  14. ^ a b Kaskutas, Lee Ann (2009). "Alcoholics Anonymous Effectiveness: Faith Meets Science". Journal of Addictive Diseases 28: 145–157. doi:10.1080/10550880902772464. .
  15. ^ Brandsma, Jeffery M; Maultsby, Maxie C; Welsh, Richard J (1980). Outpatient treatment of alcoholism: a review and comparative study. Baltimore, MD: University Park Press. ISBN 0-8391-1393-5. OCLC 5219646. 
  16. ^ Magura, Stephen; Cleland, Charles M.; Tonigan, J. Scott (2013). "Evaluating Alcoholics Anonymous's Effect on Drinking in Project MATCH Using Cross-Lagged Regression Panel Analysis". Journal of Studies on Alcohol and Drugs 74: 378–85. doi:10.15288/jsad.2013.74.378. PMC 3602358. PMID 23490566.  "The few randomized controlled trials of AA that have been conducted are significantly limited in their methods or interpretability"
  17. ^ SOURCE: National Longitudinal Alcohol Epidemiologic Survey Data, Manual 1 July 11, 1994, National Institute on Alcohol Abuse and Alcoholism.
  18. ^ a b L. A. Kaskutas, Y. Ye, T. K. Greenfield, J. Witbrodt & J. Bond (2008). "Epidemiology or Alcoholics Anonymous Participation." Recent Developments in Alcoholism, Vol 18: Research on Alcoholics Anonymous and Spirituality in Addiction Recovery. 261-282
  19. ^ a b c d e f McIntire, Don (December 2000). "How Well Does A.A. Work? An Analysis of Published A.A. Surveys (1968–1996) and Related Analyses/Comments". Alcoholism Treatment Quarterly 18 (4): 1–18. doi:10.1300/J020v18n04_01. 
  20. ^ "Alcoholics Anonymous 2004 Membership Survey". Alcoholics Anonymous World Services' General Service Office. 2005. Archived from the original (PDF) on 2009-12-12. Retrieved 2013-03-19. 

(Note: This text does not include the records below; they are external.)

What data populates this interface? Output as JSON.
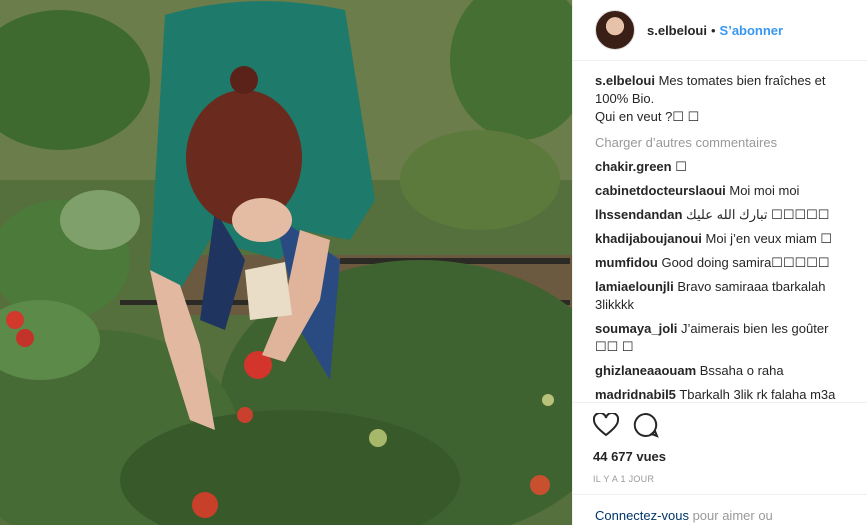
{
  "post": {
    "author": "s.elbeloui",
    "follow_label": "S’abonner",
    "separator": "•",
    "caption_text": "Mes tomates bien fraîches et 100% Bio.",
    "caption_line2": "Qui en veut ?☐ ☐",
    "load_more": "Charger d’autres commentaires",
    "comments": [
      {
        "user": "chakir.green",
        "text": "☐"
      },
      {
        "user": "cabinetdocteurslaoui",
        "text": "Moi moi moi"
      },
      {
        "user": "lhssendandan",
        "text": "تبارك الله عليك ☐☐☐☐☐"
      },
      {
        "user": "khadijaboujanoui",
        "text": "Moi j’en veux miam ☐"
      },
      {
        "user": "mumfidou",
        "text": "Good doing samira☐☐☐☐☐"
      },
      {
        "user": "lamiaelounjli",
        "text": "Bravo samiraaa tbarkalah 3likkkk"
      },
      {
        "user": "soumaya_joli",
        "text": "J’aimerais bien les goûter ☐☐ ☐"
      },
      {
        "user": "ghizlaneaaouam",
        "text": "Bssaha o raha"
      },
      {
        "user": "madridnabil5",
        "text": "Tbarkalh 3lik rk falaha m3a"
      }
    ],
    "views": "44 677 vues",
    "time_ago": "IL Y A 1 JOUR",
    "footer_link": "Connectez-vous",
    "footer_text": " pour aimer ou"
  }
}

  21. ^ "Alcoholics Anonymous 1998 membership survey". New York: Alcoholics Anonymous World Services. 1999. 
  22. ^ "Alcoholics Anonymous 2001 membership survey". New York: Alcoholics Anonymous World Services. 2002. 
  23. ^ "Alcoholics Anonymous 2007 Membership Survey". Alcoholics Anonymous World Services. 2008. Archived from the original (PDF) on 2009-12-19. Retrieved 2009-12-19. 
  24. ^ Norris, John (18 December 1974). Analysis of the 1974 Survey of the Membership of A.A. North American Congress on Alcohol and Drug Problems. San Francisco, CA. 
  25. ^ Norris, John (3 September 1978). Analysis of the 1977 Survey of the Membership of A.A. 32nd International Congress on Alcoholism and Drug Dependence. Warsaw, Poland. 
  26. ^ a b c "Comments On A.A. Triennial Surveys". Alcoholics Anonymous World Services. December 1990. 
  27. ^ Lance Dodes, M.D.; Zachary Dodes (2014). The Sober Truth: Debunking the Bad Science Behind 12-Step Programs and the Rehab Industry. ISBN 978-0807033159.  "AA itself has published a comparable figure in a set of comments on its own thirteen-year internal survey, stating that only 26 percent of people who attend AA stay for longer than one year"

Further reading[edit]


  • Marlatt, Alan., Harm Reduction Pragamatic Strategies for Managing High Risk Behavior, New York Guildford Press 1998, ISBN 1-57230-397-2
  • Daley Dennis C. and Marlatt, Alan, Overcoming Your Alcohol or Drug Problem: Effective Recovery Strategies Therapist Guide (Treatments the Work) Oxford ; New York : Oxford University Press, 2006,
  • Marlatt, Alan G. Vandenbos, Gary R., Addictive behaviors : readings on etiology, prevention, and treatment, Washington, DC : American Psychological Association, c1997. ISBN 1-55798-468-9
  • Witkiewitz, Katie A. and Marlatt, Alan G. Therapist's Guide to Evidence-Based Relapse Prevention (Practical Resources for the Mental Health Professional)
  • Dimeff, Linda A., Baer, John S. Kivahaln, Daniel R., Marlatt, Alan G., Brief Alcohol Screening and Intervention for College Students (BASICS): A Harm Reduction Approach, 2007,
  • Donovan Dennis M., Marlatt, Alan G. Assessment of Addictive Behaviors, 1988
  • Donovan, Dennis M, Marlatt, Alan G., Relapse prevention: maintenance strategies in the treatment of addictive behaviors, New York : Guilford Press, c2005. ISBN 978-1-59385-176-7
  • Lance Dodes, M.D.; Zachary Dodes (2014). The Sober Truth: Debunking the Bad Science Behind 12-Step Programs and the Rehab Industry. ISBN 978-0807033159.